Trous d'air peur en avion Fofly


If you have been on an airplane several times, you have probably experienced more or less sudden jolts, felt in the passenger compartment. You may even have assimilated them to air holes. This concept, also called “air pockets”, is of great concern to victims of fear of flying. However, there are often great misunderstandings about it! This article is a review to get to the bottom of the truth about air holes in airplanes.

Preconceived ideas about air holes

Air holes are one of the most common misconceptions that most air travelers face! Horizontal jerks would be due to alleged ” air holes “. This would be a bag of vacuum in the atmosphere that would cause the plane to fall a few meters, or suck it upwards, causing a sudden movement in the cabin. This is the same phenomenon that is sometimes described as an “air pocket”.

Do air holes exist?

Actually, not at all! We cannot be any more clear on the subject: air holes do not exist… It is physically impossible to have a vacuum pocket in the earth’s atmosphere. There are no more air holes in the sky than there are water holes in a lake. The sky is a continuous mass of matter, in which airplanes float continuously thanks to finesse (the concept is explained in detail on the following link ).  

Therefore, why do many people still believe in air holes? It’s simply because the expression is particularly meaningful. It embodies a genuine phenomenon, that of turmoil, which has nothing to do with “empty air pockets”.

Air holes vs. aircraft turbulence

If air holes do not exist, on the other hand, we have all experienced turbulence during a plane trip. They are the ones that cause the more or less light shaking of the plane’s cabin.

Turbulence is likely to cause a sudden upward, downward or sideways movement of the aircraft, shaking passengers and objects in the cabin. It is strongly felt by passengers: it sometimes gives the impression that the plane has moved several meters, or about ten meters! But this is not the case: turbulence only alters the plane by a few centimeters. The most important (and the rarest) turbulences do not exceed ten centimeters!

But the feeling is there. This is where the fear of air holes, or air pockets, was born… In fact, turbulence and air holes are almost synonymous in everyday language. However, only turbulence exists… And it is not a cause for concern as long as your seatbelt is fastened properly.  

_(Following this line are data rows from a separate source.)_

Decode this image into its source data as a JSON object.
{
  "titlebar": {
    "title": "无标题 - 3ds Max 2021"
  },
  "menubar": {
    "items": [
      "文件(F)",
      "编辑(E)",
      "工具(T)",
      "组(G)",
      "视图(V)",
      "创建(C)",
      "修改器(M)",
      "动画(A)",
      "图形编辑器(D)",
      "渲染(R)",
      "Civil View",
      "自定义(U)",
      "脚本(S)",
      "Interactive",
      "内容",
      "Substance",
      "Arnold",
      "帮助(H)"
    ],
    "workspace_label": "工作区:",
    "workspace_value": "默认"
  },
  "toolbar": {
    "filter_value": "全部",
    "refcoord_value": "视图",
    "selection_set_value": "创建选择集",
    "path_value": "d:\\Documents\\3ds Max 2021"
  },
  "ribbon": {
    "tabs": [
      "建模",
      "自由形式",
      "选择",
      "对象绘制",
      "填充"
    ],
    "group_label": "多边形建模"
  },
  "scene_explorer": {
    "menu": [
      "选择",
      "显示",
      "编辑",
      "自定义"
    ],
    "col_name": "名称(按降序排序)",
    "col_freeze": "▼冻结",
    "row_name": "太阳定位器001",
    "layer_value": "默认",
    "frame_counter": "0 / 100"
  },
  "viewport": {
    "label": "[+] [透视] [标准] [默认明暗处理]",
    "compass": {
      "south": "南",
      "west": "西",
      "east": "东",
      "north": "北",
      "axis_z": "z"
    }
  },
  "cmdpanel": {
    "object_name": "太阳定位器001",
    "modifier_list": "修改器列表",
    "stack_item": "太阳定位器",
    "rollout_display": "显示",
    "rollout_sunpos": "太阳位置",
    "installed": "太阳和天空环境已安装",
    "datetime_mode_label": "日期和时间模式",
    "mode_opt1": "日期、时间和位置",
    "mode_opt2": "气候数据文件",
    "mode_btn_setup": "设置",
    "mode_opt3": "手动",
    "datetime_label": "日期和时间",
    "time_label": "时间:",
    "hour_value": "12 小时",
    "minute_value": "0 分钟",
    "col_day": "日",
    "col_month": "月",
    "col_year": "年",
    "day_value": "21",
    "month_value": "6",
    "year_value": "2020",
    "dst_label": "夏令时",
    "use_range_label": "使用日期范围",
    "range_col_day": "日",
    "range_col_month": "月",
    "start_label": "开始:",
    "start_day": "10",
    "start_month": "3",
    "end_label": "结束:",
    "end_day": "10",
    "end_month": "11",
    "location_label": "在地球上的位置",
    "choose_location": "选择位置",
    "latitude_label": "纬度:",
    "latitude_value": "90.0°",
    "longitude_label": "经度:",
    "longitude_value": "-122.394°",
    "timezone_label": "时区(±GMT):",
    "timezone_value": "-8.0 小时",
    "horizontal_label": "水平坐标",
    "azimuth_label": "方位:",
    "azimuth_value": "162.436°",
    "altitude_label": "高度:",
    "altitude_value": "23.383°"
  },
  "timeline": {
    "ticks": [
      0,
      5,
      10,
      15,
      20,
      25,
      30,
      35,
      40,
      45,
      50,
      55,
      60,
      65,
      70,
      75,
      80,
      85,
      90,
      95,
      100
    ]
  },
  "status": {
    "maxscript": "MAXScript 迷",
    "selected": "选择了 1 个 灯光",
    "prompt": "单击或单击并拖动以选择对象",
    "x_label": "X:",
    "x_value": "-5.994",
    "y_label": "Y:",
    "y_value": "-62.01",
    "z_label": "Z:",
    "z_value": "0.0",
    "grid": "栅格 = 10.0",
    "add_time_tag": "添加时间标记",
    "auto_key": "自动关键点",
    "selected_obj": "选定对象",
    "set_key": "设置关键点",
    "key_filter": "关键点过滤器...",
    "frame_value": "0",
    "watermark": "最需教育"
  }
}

What is turbulence?

Turbulence is caused by the movement of air masses in the atmosphere. These movements are mainly due to the temperatures of these masses: warm air tends to rise and cold air tends to fall. Sometimes air masses change position because they encounter mountainous relief. These phenomena cause winds at high altitude, over several hundreds or thousands of kilometers.

The turbulence meets the plane and is felt in the cabin, but it is nothing exceptional. In spite of the feeling, the jolts are actually very light! They are similar to the jolts of a car driving over a pothole or on a paved road.

Should we be afraid of turbulence?

Under no circumstances! Turbulence does not present any risk for the aircraft. From two-seater to long-haul, all aircraft have been designed to withstand these perfectly normal flight events. Moreover, as Nicolas Coccolo (pilot and trainer on the training courses) reminds us, “No plane has ever crashed because of turbulence. They do not present any danger, neither for the cabin nor for the instruments”.

Air holes or turbulence are no more dangerous than light waves for a boat. At most, they cause discomfort for passengers, that’s why pilots try to avoid them as much as possible.

They know them well: 95% of turbulence is anticipated before taking off, thanks to the weather preparation. Many are related to the geographical area: we have more chances to meet some in South-East Asia, during monsoon period, than in Europe for example.

The mountainous relief or the “basins” can cause turbulence, especially near airports.

Finally, air safety is also working to improve the detection of turbulence. The pilot already manages to avoid most of it. For the others, the only risk is that of being injured if one is not tied up. So you just have to fasten your seatbelt tightly so that you don’t have to worry about “air holes”!